Having deep roots itself, pigweed too is known to absorb nutrients from deep down the soil and make them accessible to the plants around it. Oh, and if you can get your hands on red pigweed, it also keeps insects at bay.
Tomatoes and other nightshade vegetables
Both tomatoes and eggplants are from the same family of plants known as nightshade vegetables and thus form a neutral partnership. This means while there aren’t any big benefits, they do not hinder each other’s growth either.
Just make sure you put in the time and effort needed to plan out your garden beds correctly as you do not want the tomato plants to over-shadow the eggplants (because like every plant, even they need their daily dose of the sun).
Some other nightshade vegetables that work as eggplant companions are peppers, and potatoes. If you plan on going with peppers, note that both hot peppers and sweet peppers are good but we’d suggest Hot peppers, and here’s why.
The soil is prone to infections like Fusarium infection (a fungal infection) that will soon reach the eggplant.

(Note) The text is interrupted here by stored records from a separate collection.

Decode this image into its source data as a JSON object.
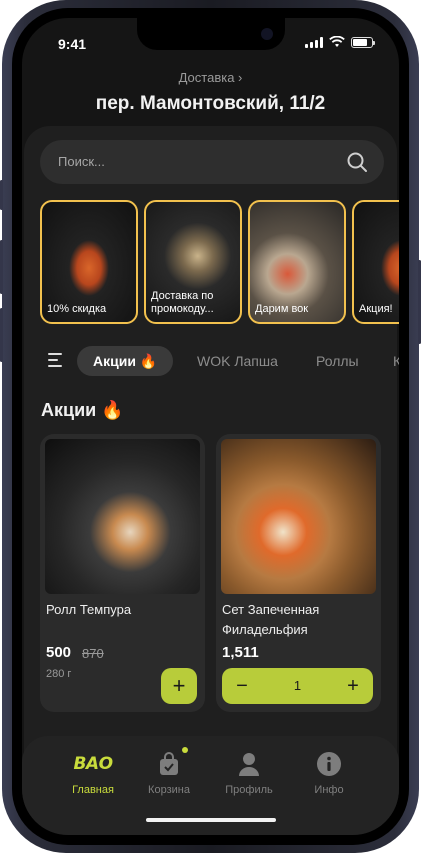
{
  "status": {
    "time": "9:41"
  },
  "header": {
    "delivery_label": "Доставка ›",
    "address": "пер. Мамонтовский, 11/2"
  },
  "search": {
    "placeholder": "Поиск..."
  },
  "stories": [
    {
      "caption": "10% скидка"
    },
    {
      "caption": "Доставка по промокоду..."
    },
    {
      "caption": "Дарим вок"
    },
    {
      "caption": "Акция!"
    }
  ],
  "categories": [
    {
      "label": "Акции 🔥",
      "active": true
    },
    {
      "label": "WOK Лапша"
    },
    {
      "label": "Роллы"
    },
    {
      "label": "К"
    }
  ],
  "section": {
    "title": "Акции 🔥"
  },
  "products": [
    {
      "name": "Ролл Темпура",
      "price": "500",
      "old_price": "870",
      "weight": "280 г",
      "add_label": "+"
    },
    {
      "name": "Сет Запеченная Филадельфия",
      "price": "1,511",
      "minus_label": "−",
      "quantity": "1",
      "plus_label": "+"
    }
  ],
  "tabbar": {
    "logo_text": "ВАО",
    "items": [
      {
        "label": "Главная",
        "active": true
      },
      {
        "label": "Корзина"
      },
      {
        "label": "Профиль"
      },
      {
        "label": "Инфо"
      }
    ]
  },
  "colors": {
    "accent": "#c9dc3c",
    "story_border": "#f2c14e",
    "background": "#151515",
    "card": "#2b2b2b"
  }
}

Hot peppers have compounds that help keep this in check, in turn, making the maintenance task of the eggplants easier.
Tomatoes are great eggplant companion plants!

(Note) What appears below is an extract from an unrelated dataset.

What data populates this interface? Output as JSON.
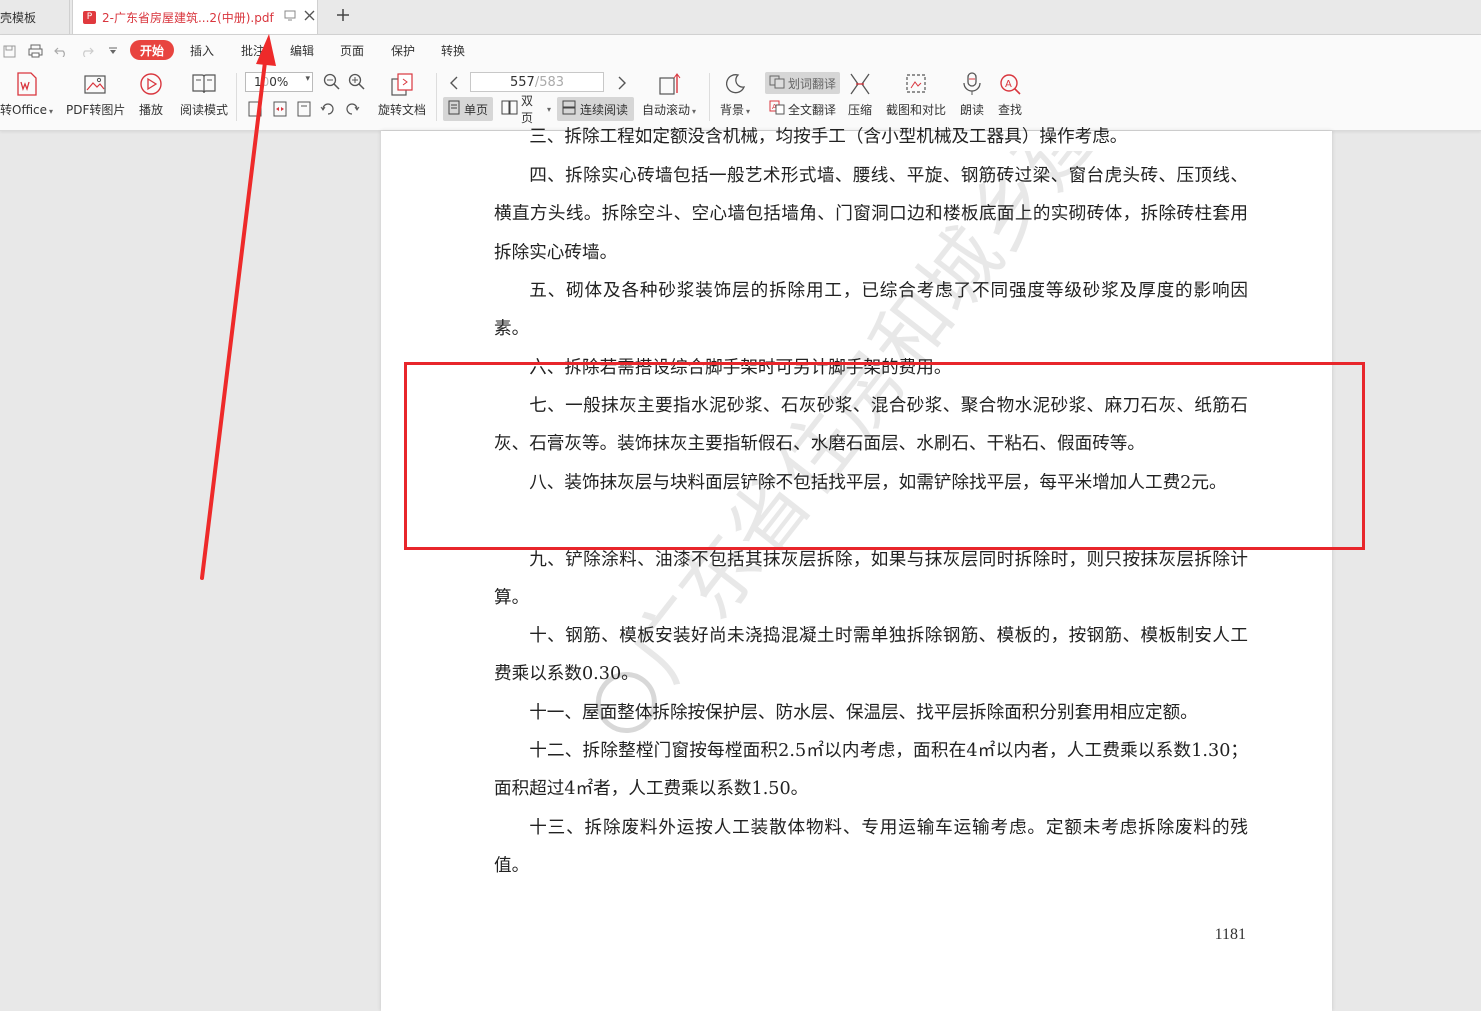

Catnip isn’t like your tomatoes or spinach that you can throw into your salads or use to make curries and while that makes it useless for most gardeners, it is definitely worth the consideration for some.
That is because catnip is packed with compounds that can boost mood and reduce anxiety, restlessness, and nervousness and thus, makes for an excellent cup of tea after a long day at work.

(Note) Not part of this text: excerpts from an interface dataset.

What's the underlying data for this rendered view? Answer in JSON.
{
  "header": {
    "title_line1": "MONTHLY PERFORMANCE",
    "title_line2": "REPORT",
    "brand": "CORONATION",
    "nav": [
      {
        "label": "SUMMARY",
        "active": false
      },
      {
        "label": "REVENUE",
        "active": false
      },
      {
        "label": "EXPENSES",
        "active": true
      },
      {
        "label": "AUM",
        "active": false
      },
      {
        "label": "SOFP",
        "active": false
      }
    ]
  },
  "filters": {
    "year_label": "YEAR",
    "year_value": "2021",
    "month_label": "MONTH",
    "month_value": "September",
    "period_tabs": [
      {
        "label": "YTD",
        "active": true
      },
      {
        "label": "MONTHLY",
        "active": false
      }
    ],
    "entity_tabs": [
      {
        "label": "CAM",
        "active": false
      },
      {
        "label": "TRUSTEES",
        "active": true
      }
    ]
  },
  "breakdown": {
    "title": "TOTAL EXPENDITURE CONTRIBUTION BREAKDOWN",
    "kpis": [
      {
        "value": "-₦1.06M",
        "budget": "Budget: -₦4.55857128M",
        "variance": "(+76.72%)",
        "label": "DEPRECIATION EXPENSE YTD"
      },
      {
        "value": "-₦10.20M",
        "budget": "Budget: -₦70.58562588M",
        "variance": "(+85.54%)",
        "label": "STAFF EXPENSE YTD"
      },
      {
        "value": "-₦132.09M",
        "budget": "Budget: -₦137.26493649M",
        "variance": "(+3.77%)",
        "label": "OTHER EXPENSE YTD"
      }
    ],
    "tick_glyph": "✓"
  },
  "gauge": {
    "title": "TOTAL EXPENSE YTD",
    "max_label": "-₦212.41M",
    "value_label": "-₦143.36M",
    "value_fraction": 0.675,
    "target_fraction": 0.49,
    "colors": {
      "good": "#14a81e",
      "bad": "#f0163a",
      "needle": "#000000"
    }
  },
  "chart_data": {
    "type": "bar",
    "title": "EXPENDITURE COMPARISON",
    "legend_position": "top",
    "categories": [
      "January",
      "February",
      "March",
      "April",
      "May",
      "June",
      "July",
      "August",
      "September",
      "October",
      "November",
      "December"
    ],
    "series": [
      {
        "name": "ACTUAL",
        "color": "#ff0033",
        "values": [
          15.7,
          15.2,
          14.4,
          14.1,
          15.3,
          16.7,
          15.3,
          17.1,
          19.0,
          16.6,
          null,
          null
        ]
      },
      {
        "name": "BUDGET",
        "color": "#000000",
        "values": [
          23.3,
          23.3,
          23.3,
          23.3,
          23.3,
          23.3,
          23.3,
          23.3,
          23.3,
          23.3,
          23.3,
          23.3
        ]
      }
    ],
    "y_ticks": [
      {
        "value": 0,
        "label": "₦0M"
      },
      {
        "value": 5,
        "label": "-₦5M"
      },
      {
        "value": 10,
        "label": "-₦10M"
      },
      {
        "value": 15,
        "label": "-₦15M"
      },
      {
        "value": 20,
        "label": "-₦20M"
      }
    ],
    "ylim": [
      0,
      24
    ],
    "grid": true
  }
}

As for your eggplants, it keeps them relaxed too as they won’t be troubled by flea beetles thanks to its strong smell.
These are beautiful flowers known to attract aphids.
Wait then why are we recommending these as companion plants?
That’s because this makes them excellent trap crops. Just plant them slightly away from the eggplants and it will attract those annoying aphids before they reach the eggplants.
Though make sure you take measures to eliminate them or else it will only be a matter of time before a couple of them find their way to the eggplants.
Even radishes make excellent trap crops due to their smell, though they won’t add the same vibrancy and colors to your home garden as these flowers would.
If you are looking for some other flowers to do the trick, marigold is a great alternative. These again attract the good pollinators while keeping the pests out with the strong smell. Plus, their low maintenance makes them ideal for beginner gardeners.
Do you already grow peanuts in your garden? Well, there’s good news as they are great eggplant companions as peanuts are also legumes thus, you get the same nitrogen fixing abilities with them as with peas or beans.
But keep in mind that growing peanuts isn’t everyone’s cup of tea and it can vary based on your location. That is because peanuts require 600 to 1500 mm of rainfall and a frost-free period of about 150 days.
Plants you DO NOT want to grow with Eggplants
Have you been recommended by other gardeners or online guides to planting Geraniums with your eggplants?
That’s because these are known for their insect-repellent attributes but guess what, Geraniums are prone to diseases like Ralstonia solanacearum or Bacterial wilt as many commonly call it.
This disease impacts eggplants as well and can be tough to manage once it starts to spread which makes Geraniums a big no in our books.
Did you know walnuts are Allelopathic? That means they release toxins that are detrimental to the growth of plants around them, in some instances even kill them which makes them a big no.
Apart from walnuts, you also want to keep away fennel from eggplants.
Always choose a companion plant based on your priorities. If your eggplant is prone to insects and bugs, opt for herbs like thyme or French tarragon or if you would like something for everyday use, tomatoes and spinach are great options.
On the other hand, if you think soil quality is an issue, beans and legumes make the ideal eggplant companion plants.
Let us know which plant you have used as a companion for your eggplants in the comments below.
You can also ask us questions about eggplants or companion planting and we’ll get back to you ASAP.
Till them happy gardening.